▶ **INFORMATION SHOWN**
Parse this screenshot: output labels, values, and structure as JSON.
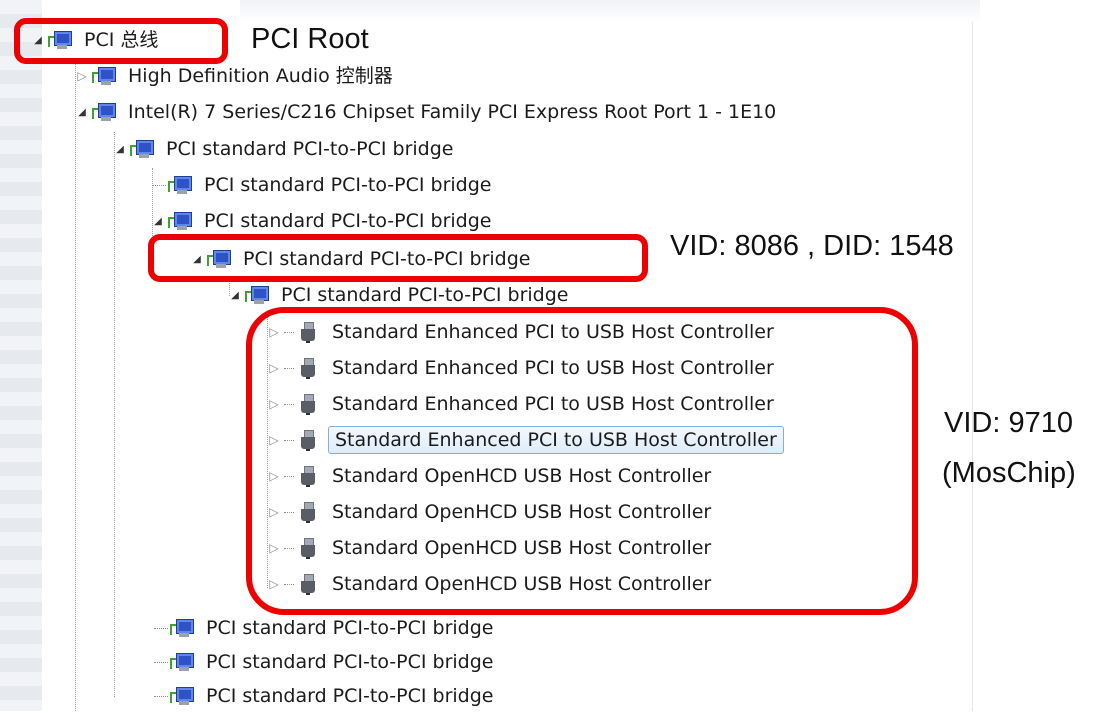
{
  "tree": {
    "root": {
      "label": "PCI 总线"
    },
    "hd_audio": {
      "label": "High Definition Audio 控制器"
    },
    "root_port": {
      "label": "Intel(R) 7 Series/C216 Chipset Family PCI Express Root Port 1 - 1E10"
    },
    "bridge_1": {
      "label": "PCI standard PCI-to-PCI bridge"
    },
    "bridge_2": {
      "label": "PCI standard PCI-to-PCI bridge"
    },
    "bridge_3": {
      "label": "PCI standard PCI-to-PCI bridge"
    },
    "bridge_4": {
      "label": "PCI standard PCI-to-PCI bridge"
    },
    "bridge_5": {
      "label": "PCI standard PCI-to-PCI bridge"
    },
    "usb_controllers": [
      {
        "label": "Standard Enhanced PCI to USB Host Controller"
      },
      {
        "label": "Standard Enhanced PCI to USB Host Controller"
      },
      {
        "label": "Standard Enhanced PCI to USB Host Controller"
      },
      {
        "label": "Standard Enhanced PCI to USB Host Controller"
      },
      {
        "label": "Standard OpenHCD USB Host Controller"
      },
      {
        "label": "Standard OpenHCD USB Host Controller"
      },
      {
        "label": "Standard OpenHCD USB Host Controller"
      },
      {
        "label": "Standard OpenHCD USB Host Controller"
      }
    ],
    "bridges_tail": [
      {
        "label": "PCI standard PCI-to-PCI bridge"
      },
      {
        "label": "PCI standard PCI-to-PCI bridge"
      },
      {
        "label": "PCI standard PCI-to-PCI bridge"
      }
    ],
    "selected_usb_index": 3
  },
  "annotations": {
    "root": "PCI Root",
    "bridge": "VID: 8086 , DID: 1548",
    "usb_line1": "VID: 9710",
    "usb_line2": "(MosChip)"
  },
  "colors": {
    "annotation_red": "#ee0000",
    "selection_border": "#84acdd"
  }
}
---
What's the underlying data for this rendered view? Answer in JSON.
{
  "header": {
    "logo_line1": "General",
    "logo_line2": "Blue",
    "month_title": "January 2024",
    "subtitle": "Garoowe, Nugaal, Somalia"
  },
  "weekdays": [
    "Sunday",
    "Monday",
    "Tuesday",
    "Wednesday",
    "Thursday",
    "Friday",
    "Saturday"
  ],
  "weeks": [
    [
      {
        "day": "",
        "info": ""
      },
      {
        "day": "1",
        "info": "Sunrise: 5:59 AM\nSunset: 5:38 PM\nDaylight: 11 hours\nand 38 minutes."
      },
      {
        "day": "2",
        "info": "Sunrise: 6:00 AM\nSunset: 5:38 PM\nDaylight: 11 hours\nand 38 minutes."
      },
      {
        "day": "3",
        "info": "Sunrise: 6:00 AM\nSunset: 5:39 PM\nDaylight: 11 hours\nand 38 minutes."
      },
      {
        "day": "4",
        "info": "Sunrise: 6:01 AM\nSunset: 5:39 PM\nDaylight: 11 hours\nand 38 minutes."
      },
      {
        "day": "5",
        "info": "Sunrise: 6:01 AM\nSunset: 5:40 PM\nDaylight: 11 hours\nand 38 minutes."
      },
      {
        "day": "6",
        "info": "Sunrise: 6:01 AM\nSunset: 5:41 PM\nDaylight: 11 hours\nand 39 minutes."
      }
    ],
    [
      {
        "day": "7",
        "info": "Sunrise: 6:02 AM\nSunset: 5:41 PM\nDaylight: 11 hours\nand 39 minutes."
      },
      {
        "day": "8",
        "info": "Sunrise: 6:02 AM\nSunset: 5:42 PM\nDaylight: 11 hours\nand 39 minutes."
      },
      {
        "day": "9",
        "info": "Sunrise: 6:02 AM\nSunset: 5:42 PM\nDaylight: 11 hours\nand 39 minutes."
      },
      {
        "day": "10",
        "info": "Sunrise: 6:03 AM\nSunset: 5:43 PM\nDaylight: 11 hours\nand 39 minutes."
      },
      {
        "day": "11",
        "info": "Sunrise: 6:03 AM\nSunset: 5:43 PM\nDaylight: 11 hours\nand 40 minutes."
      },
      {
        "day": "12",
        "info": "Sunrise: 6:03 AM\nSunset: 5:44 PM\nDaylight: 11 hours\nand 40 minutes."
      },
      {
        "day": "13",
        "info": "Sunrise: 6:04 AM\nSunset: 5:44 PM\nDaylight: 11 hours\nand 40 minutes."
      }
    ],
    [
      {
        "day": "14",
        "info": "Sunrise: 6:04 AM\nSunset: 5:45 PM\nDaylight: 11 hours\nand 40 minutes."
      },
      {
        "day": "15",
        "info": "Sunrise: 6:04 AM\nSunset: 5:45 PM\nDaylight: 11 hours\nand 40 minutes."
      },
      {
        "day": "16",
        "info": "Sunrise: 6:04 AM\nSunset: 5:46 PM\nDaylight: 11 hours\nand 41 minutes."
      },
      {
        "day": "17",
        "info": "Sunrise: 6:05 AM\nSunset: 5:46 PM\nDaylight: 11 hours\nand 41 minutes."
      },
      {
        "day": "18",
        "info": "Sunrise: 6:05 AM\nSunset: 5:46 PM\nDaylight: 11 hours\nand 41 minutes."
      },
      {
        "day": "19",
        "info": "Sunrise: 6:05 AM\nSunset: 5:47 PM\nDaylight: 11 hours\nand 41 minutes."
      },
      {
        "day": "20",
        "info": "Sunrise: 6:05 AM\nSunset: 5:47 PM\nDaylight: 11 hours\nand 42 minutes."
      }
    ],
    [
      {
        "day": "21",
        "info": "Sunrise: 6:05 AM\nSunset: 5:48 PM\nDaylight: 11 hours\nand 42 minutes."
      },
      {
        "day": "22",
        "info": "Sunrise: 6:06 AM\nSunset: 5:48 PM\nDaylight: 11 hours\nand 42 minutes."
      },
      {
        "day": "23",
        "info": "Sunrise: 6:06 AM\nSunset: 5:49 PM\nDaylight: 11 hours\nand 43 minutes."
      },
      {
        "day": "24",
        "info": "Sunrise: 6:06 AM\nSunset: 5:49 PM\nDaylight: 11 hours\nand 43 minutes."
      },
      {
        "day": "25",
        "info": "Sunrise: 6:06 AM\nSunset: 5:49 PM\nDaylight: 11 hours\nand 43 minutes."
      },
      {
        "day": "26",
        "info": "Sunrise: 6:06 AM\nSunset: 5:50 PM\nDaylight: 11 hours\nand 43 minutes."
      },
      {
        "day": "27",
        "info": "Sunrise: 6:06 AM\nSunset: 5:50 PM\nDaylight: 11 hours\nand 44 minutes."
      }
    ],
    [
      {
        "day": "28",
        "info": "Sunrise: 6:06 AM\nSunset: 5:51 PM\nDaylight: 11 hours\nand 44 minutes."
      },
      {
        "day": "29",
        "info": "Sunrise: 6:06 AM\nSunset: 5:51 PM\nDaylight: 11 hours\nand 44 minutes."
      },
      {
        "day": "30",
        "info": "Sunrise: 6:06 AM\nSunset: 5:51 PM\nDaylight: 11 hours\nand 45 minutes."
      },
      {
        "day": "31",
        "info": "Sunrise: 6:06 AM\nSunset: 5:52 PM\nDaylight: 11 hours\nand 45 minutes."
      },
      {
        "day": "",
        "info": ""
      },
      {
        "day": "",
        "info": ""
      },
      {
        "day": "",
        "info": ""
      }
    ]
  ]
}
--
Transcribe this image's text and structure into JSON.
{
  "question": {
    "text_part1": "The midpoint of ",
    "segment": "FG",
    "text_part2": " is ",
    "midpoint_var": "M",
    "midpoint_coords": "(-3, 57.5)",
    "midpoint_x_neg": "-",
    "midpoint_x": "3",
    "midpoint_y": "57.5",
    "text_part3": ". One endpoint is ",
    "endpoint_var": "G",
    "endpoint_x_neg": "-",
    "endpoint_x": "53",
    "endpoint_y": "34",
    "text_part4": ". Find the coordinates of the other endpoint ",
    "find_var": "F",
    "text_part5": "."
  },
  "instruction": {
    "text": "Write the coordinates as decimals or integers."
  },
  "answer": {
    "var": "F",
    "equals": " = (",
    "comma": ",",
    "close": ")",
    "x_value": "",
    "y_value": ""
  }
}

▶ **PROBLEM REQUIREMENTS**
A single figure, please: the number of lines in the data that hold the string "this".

▶ **FINISHED EXERCISE**
3